Zachary Orr and his agent, Robert Sheets, remain mum about the status of the former Raven's comeback attempt. It was just over a month ago that Orr, who retired in January because of a congenital neck/spine condition, said he planned to play in 2017.

Visits to the Detroit Lions, Indianapolis Colts and New York Jets immediately followed. Orr and Sheets discussed the unusual situation in interviews, but on July 2 both said on their Twitter accounts that they would no longer comment. And they haven't, the three weeks of silence leading to speculation about Orr's pending decision.


There's a lot about this situation that I haven't understood, so I'm not going to begin to speculate about where things stand. But you'd think there would be some movement relatively soon if Orr is going to play in 2017.

Roster questions

If converted tailback Lorenzo Taliaferro wins the fullback job over undrafted rookie Ricky Ortiz, that hypothetically would allow the Ravens to carry just three backs — Terrance West, Danny Woodhead and Taliaferro — until Kenneth Dixon comes back from suspension in Week 5. That's not ideal, but it beats the alternative of losing a young player at another position who the Ravens believe can be an immediate contributor.

I'm not dismissing the roster chances of Buck Allen, who had a promising rookie season before falling down the depth chart last year. Allen has plenty of support within the organization and a summer return to his rookie form, minus the fumbling woes, should be enough to secure the No. 3 running back job.

Taliaferro not only has to beat out Ortiz while mastering blocking responsibilities and a new position, but he also needs to stay healthy. That's been hard for him to do in his young career.

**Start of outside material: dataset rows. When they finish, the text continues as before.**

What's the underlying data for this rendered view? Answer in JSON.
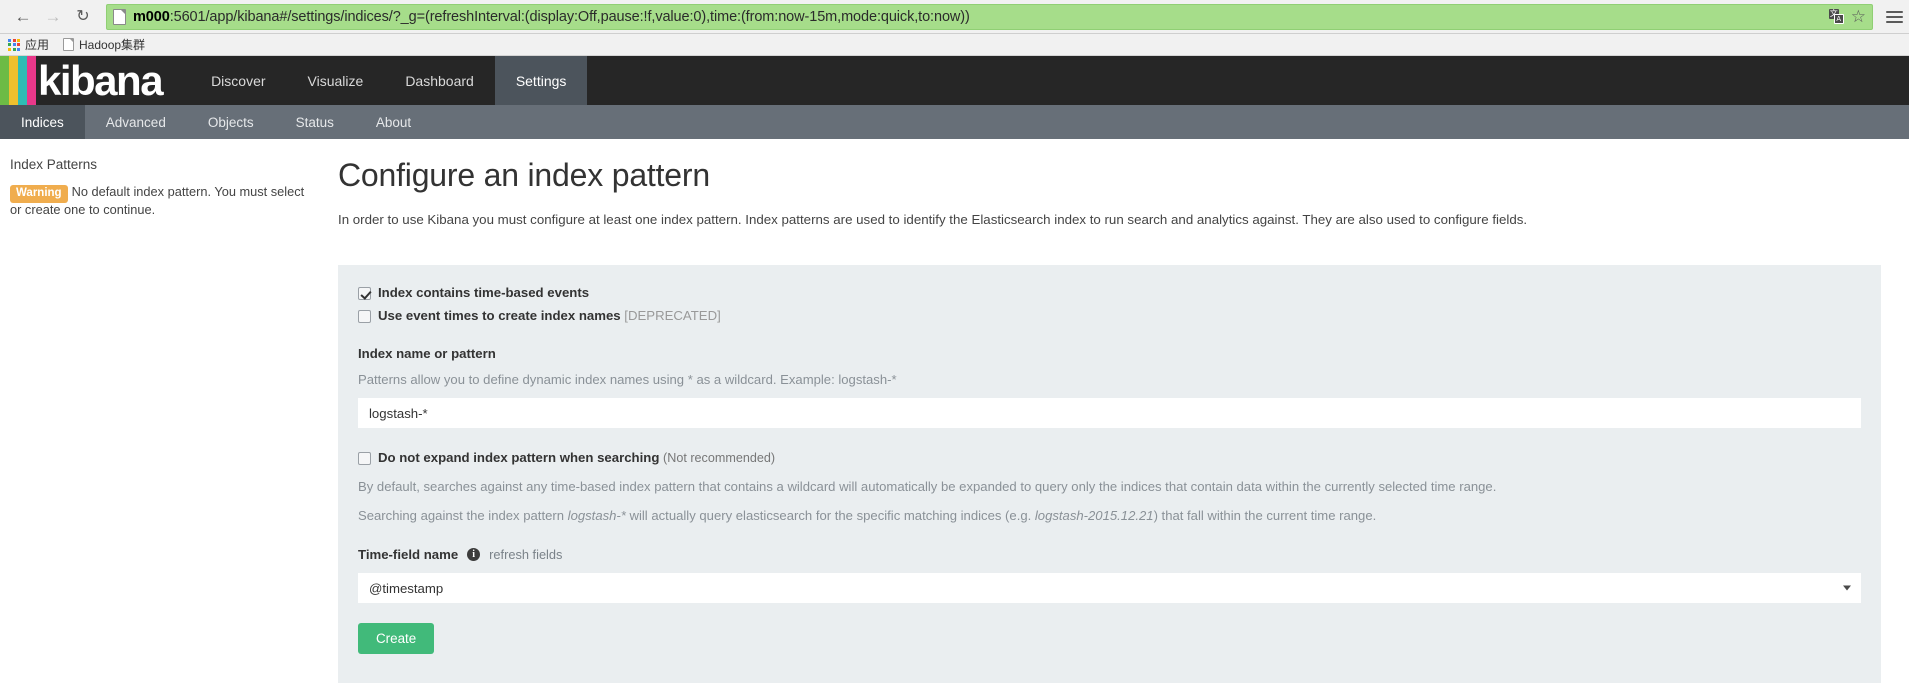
{
  "browser": {
    "back_icon": "back-arrow-icon",
    "forward_icon": "forward-arrow-icon",
    "reload_icon": "reload-icon",
    "url_host": "m000",
    "url_rest": ":5601/app/kibana#/settings/indices/?_g=(refreshInterval:(display:Off,pause:!f,value:0),time:(from:now-15m,mode:quick,to:now))",
    "url_full": "m000:5601/app/kibana#/settings/indices/?_g=(refreshInterval:(display:Off,pause:!f,value:0),time:(from:now-15m,mode:quick,to:now))",
    "translate_badge_1": "文",
    "translate_badge_2": "A",
    "star_glyph": "☆",
    "bookmarks": [
      {
        "label": "应用",
        "icon": "apps-grid-icon"
      },
      {
        "label": "Hadoop集群",
        "icon": "page-doc-icon"
      }
    ],
    "omnibox_bg": "#a6dd8a"
  },
  "kibana": {
    "brand": "kibana",
    "logo_bar_colors": [
      "#6dbb45",
      "#eec02e",
      "#2ebcb4",
      "#e8388a"
    ],
    "nav_tabs": [
      {
        "label": "Discover",
        "active": false
      },
      {
        "label": "Visualize",
        "active": false
      },
      {
        "label": "Dashboard",
        "active": false
      },
      {
        "label": "Settings",
        "active": true
      }
    ],
    "sub_tabs": [
      {
        "label": "Indices",
        "active": true
      },
      {
        "label": "Advanced",
        "active": false
      },
      {
        "label": "Objects",
        "active": false
      },
      {
        "label": "Status",
        "active": false
      },
      {
        "label": "About",
        "active": false
      }
    ]
  },
  "sidebar": {
    "title": "Index Patterns",
    "warning_badge": "Warning",
    "warning_text": "No default index pattern. You must select or create one to continue.",
    "warning_color": "#f0ad4e"
  },
  "main": {
    "title": "Configure an index pattern",
    "intro": "In order to use Kibana you must configure at least one index pattern. Index patterns are used to identify the Elasticsearch index to run search and analytics against. They are also used to configure fields.",
    "checkbox_time_based": {
      "label": "Index contains time-based events",
      "checked": true
    },
    "checkbox_event_times": {
      "label": "Use event times to create index names",
      "suffix": "[DEPRECATED]",
      "checked": false
    },
    "index_name": {
      "label": "Index name or pattern",
      "help": "Patterns allow you to define dynamic index names using * as a wildcard. Example: logstash-*",
      "value": "logstash-*",
      "placeholder": "logstash-*"
    },
    "checkbox_no_expand": {
      "label": "Do not expand index pattern when searching",
      "suffix": "(Not recommended)",
      "checked": false
    },
    "note_1": "By default, searches against any time-based index pattern that contains a wildcard will automatically be expanded to query only the indices that contain data within the currently selected time range.",
    "note_2_a": "Searching against the index pattern ",
    "note_2_em1": "logstash-*",
    "note_2_b": " will actually query elasticsearch for the specific matching indices (e.g. ",
    "note_2_em2": "logstash-2015.12.21",
    "note_2_c": ") that fall within the current time range.",
    "time_field": {
      "label": "Time-field name",
      "info_icon": "info-icon",
      "refresh_link": "refresh fields",
      "value": "@timestamp"
    },
    "create_button": "Create",
    "create_button_color": "#41ba7a",
    "panel_bg": "#eaeef0"
  }
}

So all this is a tad premature, but it could become an option if things play out in a certain way during the preseason.

It's extremely unusual to see the Ravens with only eight defensive linemen on their roster heading into training camp, and one of them, undrafted rookie free agent Patrick Ricard, is already on the PUP list.


The Ravens, who love stockpiling young defensive linemen and use a pretty deep rotation up front, had 10 on their roster at this time last year. They are one or two summer injuries away from being extremely thin along the defensive front.

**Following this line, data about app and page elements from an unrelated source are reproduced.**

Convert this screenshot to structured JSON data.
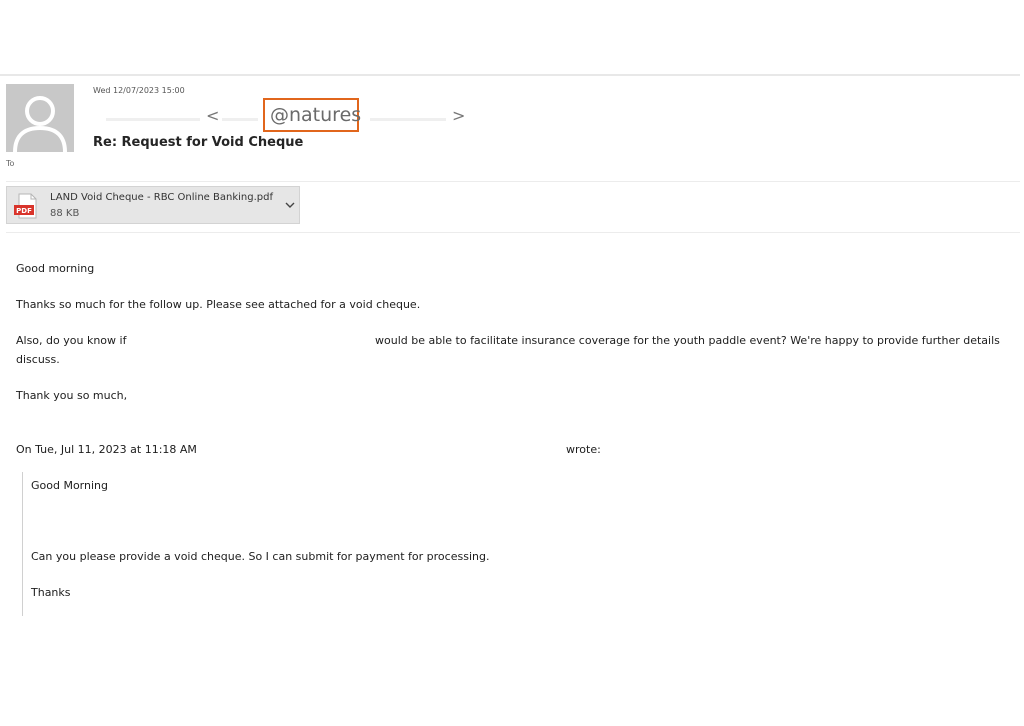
{
  "header": {
    "date": "Wed 12/07/2023 15:00",
    "sender_open": "<",
    "sender_domain": "@natures",
    "sender_close": ">",
    "subject": "Re: Request for Void Cheque",
    "to_label": "To"
  },
  "attachment": {
    "name": "LAND Void Cheque - RBC Online Banking.pdf",
    "size": "88 KB",
    "badge": "PDF",
    "accent": "#d9342b"
  },
  "body": {
    "greeting": "Good morning",
    "line1": "Thanks so much for the follow up. Please see attached for a void cheque.",
    "line2_start": "Also, do you know if",
    "line2_end": "would be able to facilitate insurance coverage for the youth paddle event? We're happy to provide further details",
    "line2_wrap": "discuss.",
    "signoff": "Thank you so much,",
    "quote_header_start": "On Tue, Jul 11, 2023 at 11:18 AM",
    "quote_header_end": "wrote:"
  },
  "quoted": {
    "greeting": "Good Morning",
    "line1": "Can you please provide a void cheque. So I can submit for payment for processing.",
    "signoff": "Thanks"
  },
  "colors": {
    "highlight_border": "#e1661c"
  }
}
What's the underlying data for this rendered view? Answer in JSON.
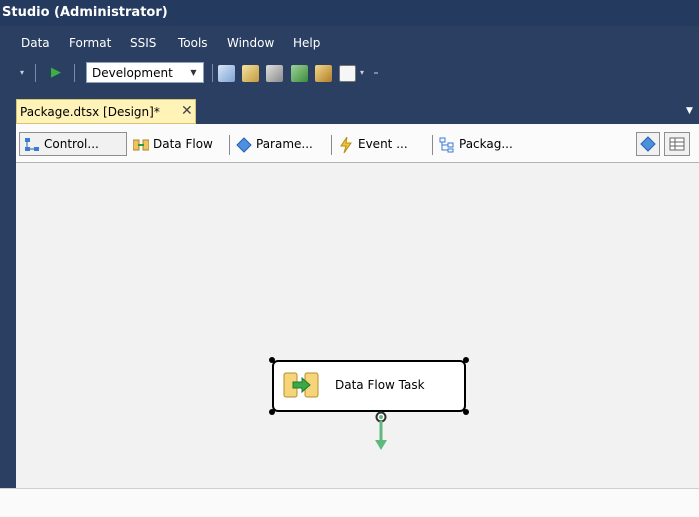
{
  "window": {
    "title": "Studio (Administrator)"
  },
  "menubar": {
    "items": [
      "Data",
      "Format",
      "SSIS",
      "Tools",
      "Window",
      "Help"
    ]
  },
  "toolbar": {
    "config_dropdown": {
      "value": "Development"
    },
    "overflow": "₌"
  },
  "document_tab": {
    "label": "Package.dtsx [Design]*",
    "close": "✕"
  },
  "designer_tabs": [
    {
      "label": "Control...",
      "icon": "control-flow-icon",
      "active": true
    },
    {
      "label": "Data Flow",
      "icon": "data-flow-icon",
      "active": false
    },
    {
      "label": "Parame...",
      "icon": "parameters-icon",
      "active": false
    },
    {
      "label": "Event ...",
      "icon": "event-handlers-icon",
      "active": false
    },
    {
      "label": "Packag...",
      "icon": "package-explorer-icon",
      "active": false
    }
  ],
  "canvas": {
    "task": {
      "label": "Data Flow Task",
      "icon": "data-flow-task-icon"
    },
    "colors": {
      "precedence_arrow": "#5fb97c",
      "title_bg": "#243a5f",
      "active_tab_bg": "#fff3b8"
    }
  }
}
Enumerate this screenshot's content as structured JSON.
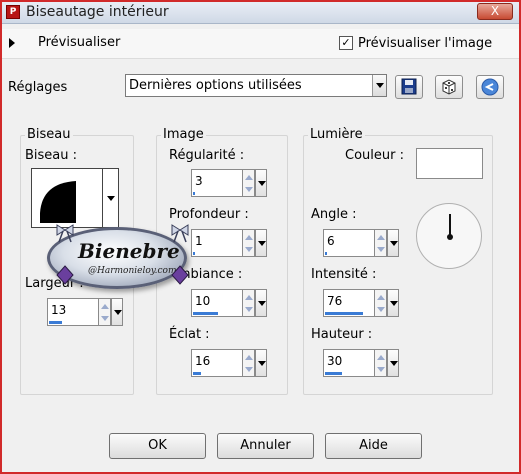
{
  "window": {
    "title": "Biseautage intérieur",
    "app_icon": "paint-shop-pro-icon",
    "close_label": "X"
  },
  "preview": {
    "label": "Prévisualiser",
    "preview_image_label": "Prévisualiser l'image",
    "preview_image_checked": true,
    "check_mark": "✓"
  },
  "settings": {
    "label": "Réglages",
    "selected": "Dernières options utilisées"
  },
  "toolbar": {
    "save_icon": "save-icon",
    "dice_icon": "randomize-icon",
    "reset_icon": "reset-icon"
  },
  "bevel": {
    "group_title": "Biseau",
    "bevel_label": "Biseau :",
    "width_label": "Largeur :",
    "width_value": "13",
    "width_fill": 0.25
  },
  "image": {
    "group_title": "Image",
    "smoothness_label": "Régularité :",
    "smoothness_value": "3",
    "smoothness_fill": 0.03,
    "depth_label": "Profondeur :",
    "depth_value": "1",
    "depth_fill": 0.01,
    "ambience_label": "Ambiance :",
    "ambience_value": "10",
    "ambience_fill": 0.5,
    "shininess_label": "Éclat :",
    "shininess_value": "16",
    "shininess_fill": 0.16
  },
  "light": {
    "group_title": "Lumière",
    "color_label": "Couleur :",
    "color_value": "#ffffff",
    "angle_label": "Angle :",
    "angle_value": "6",
    "angle_fill": 0.02,
    "intensity_label": "Intensité :",
    "intensity_value": "76",
    "intensity_fill": 0.76,
    "elevation_label": "Hauteur :",
    "elevation_value": "30",
    "elevation_fill": 0.33
  },
  "buttons": {
    "ok": "OK",
    "cancel": "Annuler",
    "help": "Aide"
  },
  "watermark": {
    "name": "Bienebre",
    "site": "@Harmonieloy.com"
  },
  "colors": {
    "accent": "#3a7bd5",
    "window_border": "#d12a2a",
    "background": "#f0f0f0"
  }
}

Waller's status

Why didn't the Ravens just release tight end Darren Waller after he was again suspended in June, this time for an entire season? They still might, but the NFL generally frowns on teams dropping players after suspensions for substance abuse.

Once players become part of the drug program, the league wants teams to help offenders deal with their dependency problems rather than turning their back on them. The other thing is Waller ultimately won't take up salary cap space or a roster spot.

Why not see whether the year away from football allows Waller, who is talented yet mistake-prone, to turn his life around and move beyond the drug trouble that also dogged him in college? Watson and Crockett Gillmore are free agents after the 2017 season. If Waller is reinstated, he could end up being a key piece next year.